Mr. McRoberts came into possession of his present excellent property in the year 1870, and though he and his wife have led their lives amid its pleasant scenes for over forty years.

Their union has been blessed by the birth of a large family of children, of whom eight survive for useful citizenship. The ensuing data is given concerning the sons and daughters:

Austin, deceased; Joseph B., deceased; Layer Frances is the wife: of James Royce, of Mason County, and the mother of eleven children; Sallie, wife of John S. Crawford, of this vicinity, is the mother of four children; John A. is also deceased; Elizabeth is at home; Hattie is the wife of Jess Emmons and makes her home in Mason county; Julia Ann, who married William J. Weaver, is a resident of Fleming county; Etta Russell, wife of Thomas W. McRoberts, makes her home in Fleming county; Harvey is deceased; Thomas T. is at home; as is also Martha J., who married Edward C. Leforge, a farmer.

Mr. McRoberts is a staunch and loyal, Democrat and has never missed an election since 1854. He is greatly interested and well in formed in local and national affairs.
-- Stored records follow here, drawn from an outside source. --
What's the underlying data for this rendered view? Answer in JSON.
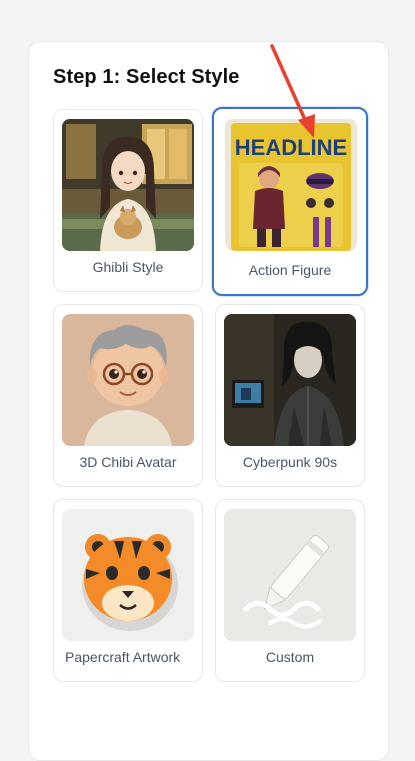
{
  "heading": "Step 1: Select Style",
  "selected_style": "Action Figure",
  "accent_color": "#3b73c8",
  "annotation_arrow_color": "#e8402e",
  "thumbnail_text": {
    "headline": "HEADLINE"
  },
  "styles": [
    {
      "label": "Ghibli Style",
      "selected": false
    },
    {
      "label": "Action Figure",
      "selected": true
    },
    {
      "label": "3D Chibi Avatar",
      "selected": false
    },
    {
      "label": "Cyberpunk 90s",
      "selected": false
    },
    {
      "label": "Papercraft Artwork",
      "selected": false
    },
    {
      "label": "Custom",
      "selected": false
    }
  ]
}
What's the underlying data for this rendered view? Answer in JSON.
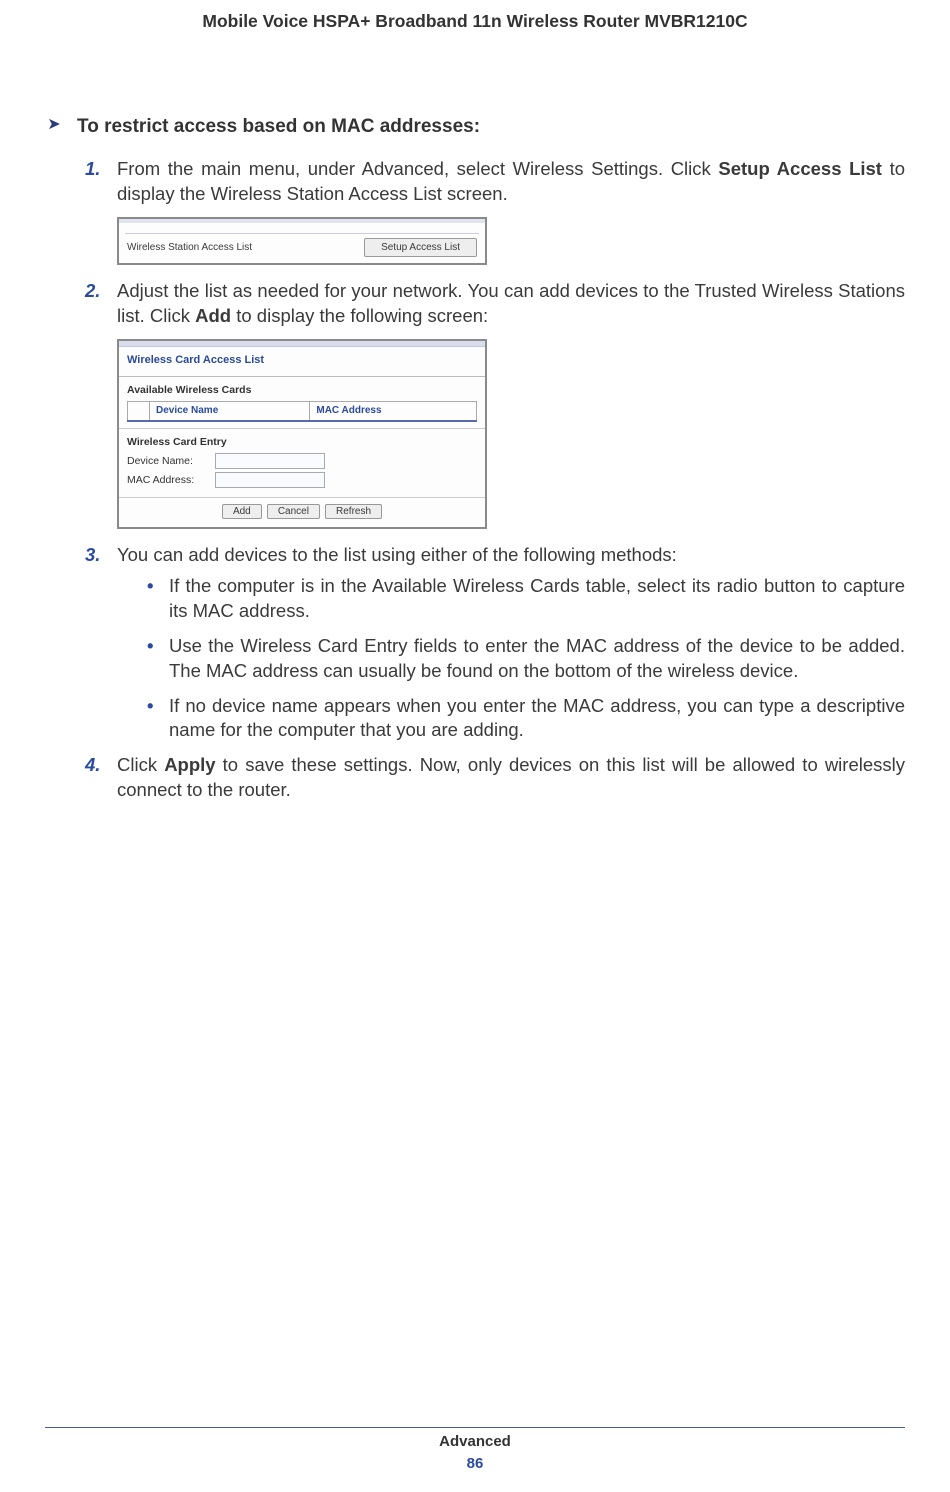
{
  "header": {
    "title": "Mobile Voice HSPA+ Broadband 11n Wireless Router MVBR1210C"
  },
  "procedure": {
    "title": "To restrict access based on MAC addresses:",
    "steps": {
      "s1": {
        "num": "1.",
        "pre": "From the main menu, under Advanced, select Wireless Settings. Click ",
        "bold1": "Setup Access List",
        "post": " to display the Wireless Station Access List screen."
      },
      "s2": {
        "num": "2.",
        "pre": "Adjust the list as needed for your network. You can add devices to the Trusted Wireless Stations list. Click ",
        "bold1": "Add",
        "post": " to display the following screen:"
      },
      "s3": {
        "num": "3.",
        "text": "You can add devices to the list using either of the following methods:",
        "bullets": {
          "b1": "If the computer is in the Available Wireless Cards table, select its radio button to capture its MAC address.",
          "b2": "Use the Wireless Card Entry fields to enter the MAC address of the device to be added. The MAC address can usually be found on the bottom of the wireless device.",
          "b3": "If no device name appears when you enter the MAC address, you can type a descriptive name for the computer that you are adding."
        }
      },
      "s4": {
        "num": "4.",
        "pre": "Click ",
        "bold1": "Apply",
        "post": " to save these settings. Now, only devices on this list will be allowed to wirelessly connect to the router."
      }
    }
  },
  "fig1": {
    "label": "Wireless Station Access List",
    "button": "Setup Access List"
  },
  "fig2": {
    "title": "Wireless Card Access List",
    "available_label": "Available Wireless Cards",
    "th_device": "Device Name",
    "th_mac": "MAC Address",
    "entry_label": "Wireless Card Entry",
    "device_name_label": "Device Name:",
    "mac_label": "MAC Address:",
    "buttons": {
      "add": "Add",
      "cancel": "Cancel",
      "refresh": "Refresh"
    }
  },
  "footer": {
    "section": "Advanced",
    "page": "86"
  }
}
He is a member of the Sons of Temperance in whose doctrines lie is a firm believer. Mrs. McRoberts is a member of the Methodist Episcopal church, South. of Hillsboro. The abode of the McRoberts family is, one of the interesting ones of the section, the log part having been erected over one hundred years ago.

Submitted by Renee Schaeffer